Assessment of the Psychometric Properties of a Questionnaire Assessing Patient-Reported Outcomes With Laser In Situ Keratomileusis (PROWL).

Publication Type
Journal Article
Year of Publication
Hays, Ron D; Tarver, Michelle E; Spritzer, Karen L; Reise, Steve; Hilmantel, Gene; Hofmeister, Elizabeth M; Hammel, Keri; May, Jeanine; Ferris, Frederick; Eydelman, Malvina
JAMA Ophthalmol
Date Published
2017 Jan 01
Adult; Female; Humans; Keratomileusis, Laser In Situ; Male; Middle Aged; Myopia; Patient Reported Outcome Measures; Patient Satisfaction; Prospective Studies; Psychometrics; quality of life; Reproducibility of Results; Surveys and Questionnaires; Young Adult

Importance: Patient-reported outcome (PRO) measures for laser in situ keratomileusis (LASIK) are needed.

Objective: To develop PRO measures to assess satisfaction, eye-related symptoms, and their effect on functioning and well-being following LASIK based on patient and expert input.

Design, Setting, and Participants: The Patient-Reported Outcomes With LASIK (PROWL) studies were prospective observational studies of patients undergoing LASIK surgery for myopia, hyperopia, or astigmatism.
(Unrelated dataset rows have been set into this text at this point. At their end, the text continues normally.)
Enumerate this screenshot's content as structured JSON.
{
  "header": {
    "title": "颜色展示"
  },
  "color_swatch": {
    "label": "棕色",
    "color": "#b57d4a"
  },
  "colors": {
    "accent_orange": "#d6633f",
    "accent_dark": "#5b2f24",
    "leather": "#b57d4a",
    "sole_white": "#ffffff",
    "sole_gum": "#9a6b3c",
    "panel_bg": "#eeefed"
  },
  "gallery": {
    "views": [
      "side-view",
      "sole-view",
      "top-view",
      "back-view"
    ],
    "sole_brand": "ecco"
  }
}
PROWL-1 was a single-center study of active-duty US Navy personnel and PROWL-2 was a 5-center study of civilians. PROWL-1 enrolled 262 active-duty service personnel and PROWL-2 enrolled 312 civilians 21 years or older who spoke English; 241 individuals in PROWL-1 and 280 in PROWL-2 completed a baseline questionnaire before surgery. The analytic sample included those also completing 1 or more follow-up questionnaires: 240 (99.6%) of those in PROWL-1 and 271 (94.4%) of those in PROWL-2. Questionnaires were self-administered through the internet preoperatively and at 1 and 3 months postoperatively in both studies and at 6 months postoperatively in PROWL-1. PROWL-1 began in August 2011 and was completed May 30, 2014; PROWL-2 began in July 2012 and was completed June 27, 2014. Data were analyzed from June 28, 2014, to October 24, 2016.

Main Outcomes and Measures: Scales assessing visual symptoms (double images, glare, halos, and starbursts), dry eye symptoms, satisfaction with vision, and satisfaction with LASIK surgery. Items from the National Eye Institute (NEI) Refractive Error Quality of Life Instrument (NEI-RQL-42), NEI Visual Function Questionnaire (NEI-VFQ), and the Ocular Surface Disease Index (OSDI) were included. All scales are scored on a 0 to 100 possible range. Construct validity and responsiveness to change were evaluated (comparing scores before and after surgery).

Results: The median age of the 240-person PROWL-1 analytic sample was 27 years (range, 21-52 years); 49 were women (20.4%). The median age of the 271-person PROWL-2 analytic sample was 30 years (range, 21-57 years); 147 were women (54.2%). Internal consistency reliabilities for the 4 visual symptom scales ranged from 0.96 to 0.98 in PROWL-1 and from 0.95 to 0.97 in PROWL-2. The median (interquartile range) test-retest intraclass correlation was 0.69 (0.57-0.79) and 0.76 (0.68-0.84) in PROWL-1 and PROWL-2, respectively. Product-moment correlations of satisfaction with surgery with visual symptom scales at follow-up evaluations ranged from r = 0.24 to r = 0.49. Measures improved from baseline to follow-up, with effect sizes of 0.14 to 1.98, but scores on the NEI-RQL-42 glare scale worsened at the 1-month follow-up. Hours of work did not change significantly from baseline to 1-month follow-up, with the mean number (mean [SD] difference) in PROWL-1 of 41.7 vs 40.9 hours (-0.8 [18.7]) and in PROWL-2 of 38.8 vs 38.2 hours (-0.6 [17.1]).

Conclusions and Relevance: The results of these studies support the reliability and validity of visual symptom scales to evaluate the effects of LASIK surgery in future studies.